Lines that contain "background" are to be copied from the material, every one of them.
[[ DATA TO USE, beginning ]]
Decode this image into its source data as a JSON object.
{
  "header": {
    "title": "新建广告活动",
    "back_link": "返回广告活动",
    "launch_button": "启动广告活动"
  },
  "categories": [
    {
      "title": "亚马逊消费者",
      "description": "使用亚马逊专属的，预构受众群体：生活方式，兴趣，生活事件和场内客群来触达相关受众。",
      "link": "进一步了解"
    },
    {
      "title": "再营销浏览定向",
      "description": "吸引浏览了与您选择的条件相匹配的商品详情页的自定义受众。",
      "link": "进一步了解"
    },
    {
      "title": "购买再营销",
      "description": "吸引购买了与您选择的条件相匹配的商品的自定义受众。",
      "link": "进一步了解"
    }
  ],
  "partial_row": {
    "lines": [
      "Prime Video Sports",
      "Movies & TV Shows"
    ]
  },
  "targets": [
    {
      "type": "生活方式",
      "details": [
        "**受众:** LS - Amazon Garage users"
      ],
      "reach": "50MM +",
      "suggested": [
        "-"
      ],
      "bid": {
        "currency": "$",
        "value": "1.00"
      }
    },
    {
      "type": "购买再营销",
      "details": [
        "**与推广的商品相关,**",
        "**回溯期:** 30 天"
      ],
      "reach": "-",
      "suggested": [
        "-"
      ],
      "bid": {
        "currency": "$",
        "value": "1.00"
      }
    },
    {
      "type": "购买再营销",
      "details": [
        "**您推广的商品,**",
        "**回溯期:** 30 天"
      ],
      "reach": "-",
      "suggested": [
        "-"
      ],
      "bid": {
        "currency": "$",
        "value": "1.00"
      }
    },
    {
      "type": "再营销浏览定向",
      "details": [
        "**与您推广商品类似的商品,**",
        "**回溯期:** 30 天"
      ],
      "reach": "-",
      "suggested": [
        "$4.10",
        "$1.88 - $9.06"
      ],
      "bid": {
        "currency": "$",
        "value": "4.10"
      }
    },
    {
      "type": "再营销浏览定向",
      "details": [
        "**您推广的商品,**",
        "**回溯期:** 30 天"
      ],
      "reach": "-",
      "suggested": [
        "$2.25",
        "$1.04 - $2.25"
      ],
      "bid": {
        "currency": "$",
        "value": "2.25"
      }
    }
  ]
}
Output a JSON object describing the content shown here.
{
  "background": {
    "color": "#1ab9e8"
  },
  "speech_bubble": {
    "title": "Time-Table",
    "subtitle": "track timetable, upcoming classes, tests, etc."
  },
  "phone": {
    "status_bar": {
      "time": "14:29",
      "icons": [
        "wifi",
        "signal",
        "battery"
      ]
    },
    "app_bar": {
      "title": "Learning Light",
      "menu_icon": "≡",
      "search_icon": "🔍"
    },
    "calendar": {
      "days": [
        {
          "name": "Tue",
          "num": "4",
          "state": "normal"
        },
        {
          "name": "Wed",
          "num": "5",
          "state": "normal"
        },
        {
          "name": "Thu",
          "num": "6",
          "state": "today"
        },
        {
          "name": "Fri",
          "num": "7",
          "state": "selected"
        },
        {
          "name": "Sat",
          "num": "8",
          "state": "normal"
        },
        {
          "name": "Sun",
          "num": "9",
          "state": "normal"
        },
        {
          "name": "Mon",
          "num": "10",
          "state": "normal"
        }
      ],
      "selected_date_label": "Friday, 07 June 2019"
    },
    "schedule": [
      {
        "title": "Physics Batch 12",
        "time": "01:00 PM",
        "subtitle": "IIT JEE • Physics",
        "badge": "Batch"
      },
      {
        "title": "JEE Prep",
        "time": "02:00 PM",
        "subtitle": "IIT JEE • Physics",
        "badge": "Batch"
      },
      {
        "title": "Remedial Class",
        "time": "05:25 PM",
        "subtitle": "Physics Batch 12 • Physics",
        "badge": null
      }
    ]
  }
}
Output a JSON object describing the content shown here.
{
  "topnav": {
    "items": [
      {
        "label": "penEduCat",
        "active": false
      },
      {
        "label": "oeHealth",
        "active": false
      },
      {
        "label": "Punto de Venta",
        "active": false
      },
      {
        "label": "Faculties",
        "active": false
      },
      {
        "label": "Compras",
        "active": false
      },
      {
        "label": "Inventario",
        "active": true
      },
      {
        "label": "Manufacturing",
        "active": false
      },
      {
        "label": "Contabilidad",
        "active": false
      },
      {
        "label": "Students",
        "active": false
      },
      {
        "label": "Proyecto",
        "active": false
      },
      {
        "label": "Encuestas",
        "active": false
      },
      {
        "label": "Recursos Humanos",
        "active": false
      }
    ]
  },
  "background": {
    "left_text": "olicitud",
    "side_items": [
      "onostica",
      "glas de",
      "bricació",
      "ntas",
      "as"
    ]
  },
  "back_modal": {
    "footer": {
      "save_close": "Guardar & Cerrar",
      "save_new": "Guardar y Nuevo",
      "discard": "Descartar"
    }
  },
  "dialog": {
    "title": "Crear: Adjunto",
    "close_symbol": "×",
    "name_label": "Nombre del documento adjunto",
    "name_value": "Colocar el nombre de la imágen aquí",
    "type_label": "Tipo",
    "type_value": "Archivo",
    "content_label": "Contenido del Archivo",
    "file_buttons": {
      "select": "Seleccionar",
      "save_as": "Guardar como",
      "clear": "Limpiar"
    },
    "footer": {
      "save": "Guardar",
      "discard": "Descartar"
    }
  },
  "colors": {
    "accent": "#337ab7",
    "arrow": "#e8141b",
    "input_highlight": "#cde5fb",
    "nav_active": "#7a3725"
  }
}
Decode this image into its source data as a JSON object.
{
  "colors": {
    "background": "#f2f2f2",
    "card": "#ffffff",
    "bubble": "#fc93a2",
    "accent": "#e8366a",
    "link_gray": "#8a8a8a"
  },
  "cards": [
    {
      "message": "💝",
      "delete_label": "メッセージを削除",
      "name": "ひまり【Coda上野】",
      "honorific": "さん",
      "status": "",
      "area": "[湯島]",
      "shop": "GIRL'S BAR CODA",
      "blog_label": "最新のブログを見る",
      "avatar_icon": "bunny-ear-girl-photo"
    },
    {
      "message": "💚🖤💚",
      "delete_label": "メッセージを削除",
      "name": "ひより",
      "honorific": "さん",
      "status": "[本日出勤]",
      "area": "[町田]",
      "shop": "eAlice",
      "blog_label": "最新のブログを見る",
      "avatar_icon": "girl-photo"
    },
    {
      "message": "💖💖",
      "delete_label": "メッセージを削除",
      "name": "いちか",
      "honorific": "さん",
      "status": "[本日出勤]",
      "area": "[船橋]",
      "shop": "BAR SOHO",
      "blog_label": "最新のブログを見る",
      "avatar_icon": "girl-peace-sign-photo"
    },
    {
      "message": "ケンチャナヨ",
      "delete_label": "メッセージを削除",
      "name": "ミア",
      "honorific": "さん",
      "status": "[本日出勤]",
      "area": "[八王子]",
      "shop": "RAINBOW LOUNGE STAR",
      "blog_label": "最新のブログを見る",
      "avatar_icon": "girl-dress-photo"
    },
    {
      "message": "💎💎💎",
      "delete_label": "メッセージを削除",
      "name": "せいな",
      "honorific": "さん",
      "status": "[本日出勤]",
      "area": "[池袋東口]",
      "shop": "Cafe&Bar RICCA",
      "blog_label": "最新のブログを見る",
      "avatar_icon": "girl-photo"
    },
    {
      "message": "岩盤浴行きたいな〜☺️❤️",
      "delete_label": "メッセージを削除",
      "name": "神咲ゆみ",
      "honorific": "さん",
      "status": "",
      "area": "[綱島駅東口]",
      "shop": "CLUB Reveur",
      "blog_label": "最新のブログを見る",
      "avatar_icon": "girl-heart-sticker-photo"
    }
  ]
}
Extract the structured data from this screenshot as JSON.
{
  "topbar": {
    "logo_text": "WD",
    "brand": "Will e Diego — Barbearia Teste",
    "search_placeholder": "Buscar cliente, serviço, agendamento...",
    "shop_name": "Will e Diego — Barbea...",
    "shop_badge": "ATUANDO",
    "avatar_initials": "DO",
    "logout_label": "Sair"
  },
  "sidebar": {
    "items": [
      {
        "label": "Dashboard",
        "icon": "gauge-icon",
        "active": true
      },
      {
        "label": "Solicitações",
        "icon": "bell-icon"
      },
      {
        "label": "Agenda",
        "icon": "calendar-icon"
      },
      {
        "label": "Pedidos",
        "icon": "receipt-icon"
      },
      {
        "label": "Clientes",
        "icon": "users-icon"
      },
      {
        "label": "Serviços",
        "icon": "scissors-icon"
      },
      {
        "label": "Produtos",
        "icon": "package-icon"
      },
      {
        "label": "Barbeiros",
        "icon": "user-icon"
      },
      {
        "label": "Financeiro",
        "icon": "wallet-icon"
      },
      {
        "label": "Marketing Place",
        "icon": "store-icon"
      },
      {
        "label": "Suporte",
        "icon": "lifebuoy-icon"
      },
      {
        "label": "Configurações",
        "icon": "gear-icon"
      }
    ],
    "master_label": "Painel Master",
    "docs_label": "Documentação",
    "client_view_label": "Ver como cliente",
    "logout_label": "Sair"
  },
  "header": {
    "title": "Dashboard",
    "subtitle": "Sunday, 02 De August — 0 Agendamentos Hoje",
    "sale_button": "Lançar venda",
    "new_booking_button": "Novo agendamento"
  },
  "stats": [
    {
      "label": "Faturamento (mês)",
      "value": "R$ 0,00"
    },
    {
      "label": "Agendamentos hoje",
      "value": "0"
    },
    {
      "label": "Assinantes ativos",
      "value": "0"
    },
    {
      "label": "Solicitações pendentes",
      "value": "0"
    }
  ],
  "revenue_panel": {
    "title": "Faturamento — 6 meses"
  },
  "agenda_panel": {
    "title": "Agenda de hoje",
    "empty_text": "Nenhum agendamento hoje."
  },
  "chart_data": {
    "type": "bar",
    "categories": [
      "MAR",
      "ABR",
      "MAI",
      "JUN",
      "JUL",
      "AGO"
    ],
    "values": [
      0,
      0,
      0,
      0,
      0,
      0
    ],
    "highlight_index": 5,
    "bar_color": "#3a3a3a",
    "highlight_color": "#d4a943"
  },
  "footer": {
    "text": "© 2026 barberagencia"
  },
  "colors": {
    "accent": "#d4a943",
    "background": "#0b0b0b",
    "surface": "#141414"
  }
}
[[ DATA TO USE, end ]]
| RESPONSE FOR THIS EXERCISE |
  "background": {
  "background": {
    "background": "#f2f2f2",
    "background": "#0b0b0b",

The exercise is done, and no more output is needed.